REQUIRED WORK: A verbatim repetition of the data below is requested, without images.

Excerpts from a dataset:
☆ ☆ ☆

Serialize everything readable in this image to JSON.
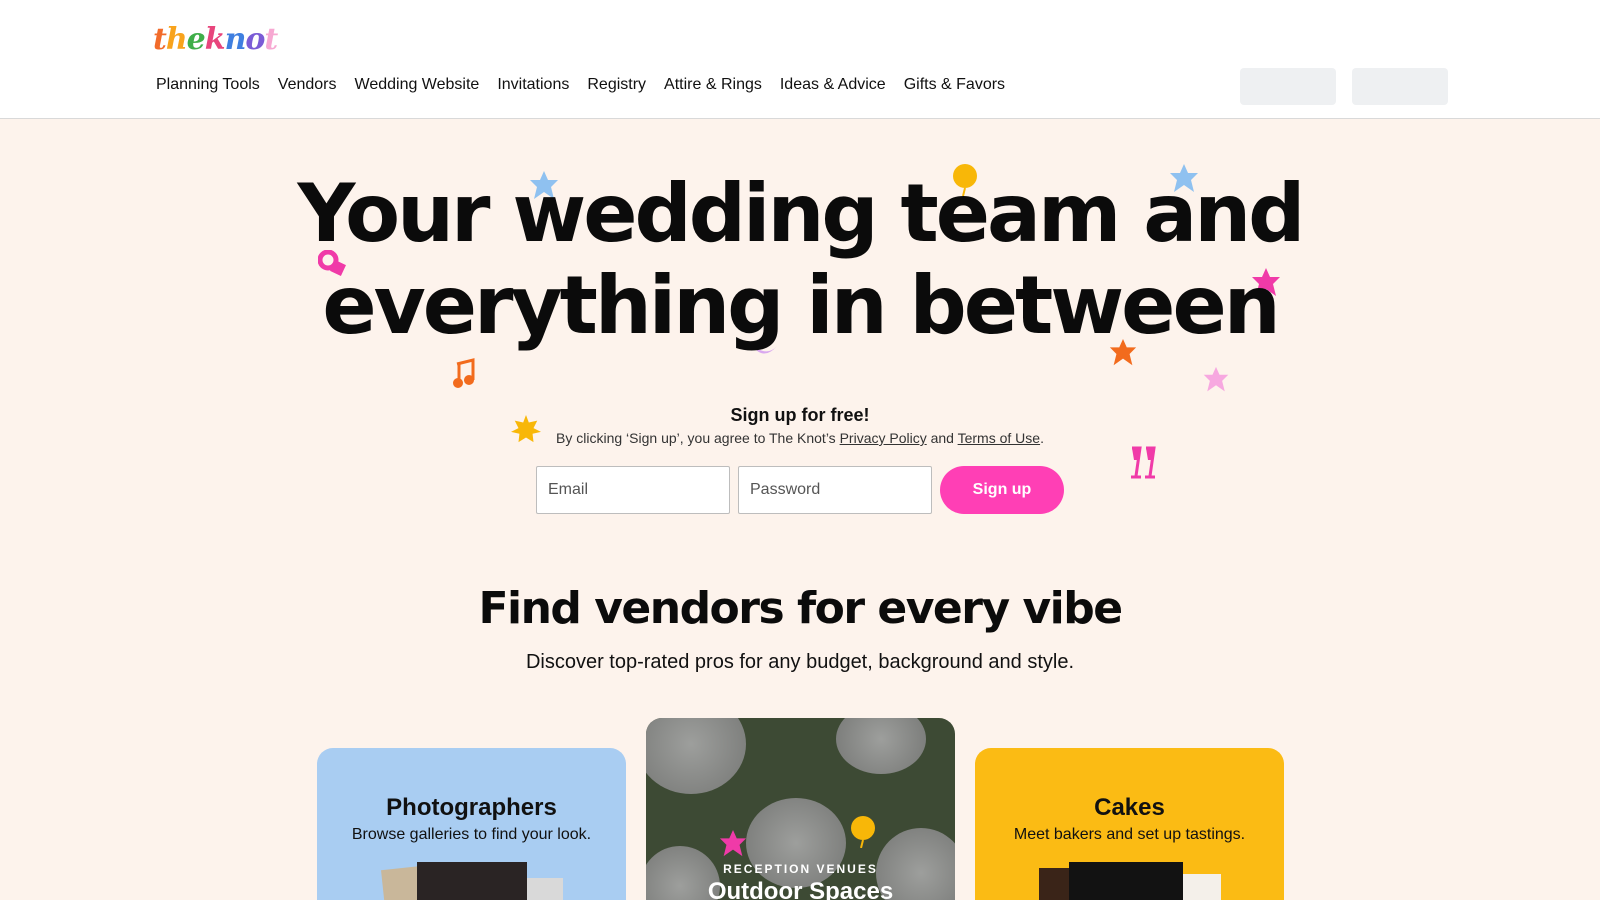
{
  "header": {
    "logo_letters": [
      "t",
      "h",
      "e",
      "k",
      "n",
      "o",
      "t"
    ],
    "logo_colors": [
      "#f26b2a",
      "#f8a31c",
      "#3fae49",
      "#e8457c",
      "#3f7fe0",
      "#7b5cd6",
      "#f7a8d2"
    ],
    "nav": [
      "Planning Tools",
      "Vendors",
      "Wedding Website",
      "Invitations",
      "Registry",
      "Attire & Rings",
      "Ideas & Advice",
      "Gifts & Favors"
    ]
  },
  "hero": {
    "title_line1": "Your wedding team and",
    "title_line2": "everything in between"
  },
  "signup": {
    "title": "Sign up for free!",
    "terms_prefix": "By clicking ‘Sign up’, you agree to The Knot’s ",
    "privacy_link": "Privacy Policy",
    "terms_mid": " and ",
    "terms_link": "Terms of Use",
    "terms_suffix": ".",
    "email_placeholder": "Email",
    "password_placeholder": "Password",
    "button_label": "Sign up"
  },
  "vendors": {
    "title": "Find vendors for every vibe",
    "subtitle": "Discover top-rated pros for any budget, background and style.",
    "cards": [
      {
        "title": "Photographers",
        "subtitle": "Browse galleries to find your look."
      },
      {
        "label": "RECEPTION VENUES",
        "title": "Outdoor Spaces"
      },
      {
        "title": "Cakes",
        "subtitle": "Meet bakers and set up tastings."
      }
    ]
  },
  "colors": {
    "accent": "#ff3fb5",
    "page_bg": "#fdf3ec",
    "photo_card": "#a9cdf2",
    "cakes_card": "#fbbb14"
  }
}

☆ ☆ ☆

THE COMPLETED TASK:
Serialize everything readable in this image to JSON.
{
  "header": {
    "logo_letters": [
      "t",
      "h",
      "e",
      "k",
      "n",
      "o",
      "t"
    ],
    "logo_colors": [
      "#f26b2a",
      "#f8a31c",
      "#3fae49",
      "#e8457c",
      "#3f7fe0",
      "#7b5cd6",
      "#f7a8d2"
    ],
    "nav": [
      "Planning Tools",
      "Vendors",
      "Wedding Website",
      "Invitations",
      "Registry",
      "Attire & Rings",
      "Ideas & Advice",
      "Gifts & Favors"
    ]
  },
  "hero": {
    "title_line1": "Your wedding team and",
    "title_line2": "everything in between"
  },
  "signup": {
    "title": "Sign up for free!",
    "terms_prefix": "By clicking ‘Sign up’, you agree to The Knot’s ",
    "privacy_link": "Privacy Policy",
    "terms_mid": " and ",
    "terms_link": "Terms of Use",
    "terms_suffix": ".",
    "email_placeholder": "Email",
    "password_placeholder": "Password",
    "button_label": "Sign up"
  },
  "vendors": {
    "title": "Find vendors for every vibe",
    "subtitle": "Discover top-rated pros for any budget, background and style.",
    "cards": [
      {
        "title": "Photographers",
        "subtitle": "Browse galleries to find your look."
      },
      {
        "label": "RECEPTION VENUES",
        "title": "Outdoor Spaces"
      },
      {
        "title": "Cakes",
        "subtitle": "Meet bakers and set up tastings."
      }
    ]
  },
  "colors": {
    "accent": "#ff3fb5",
    "page_bg": "#fdf3ec",
    "photo_card": "#a9cdf2",
    "cakes_card": "#fbbb14"
  }
}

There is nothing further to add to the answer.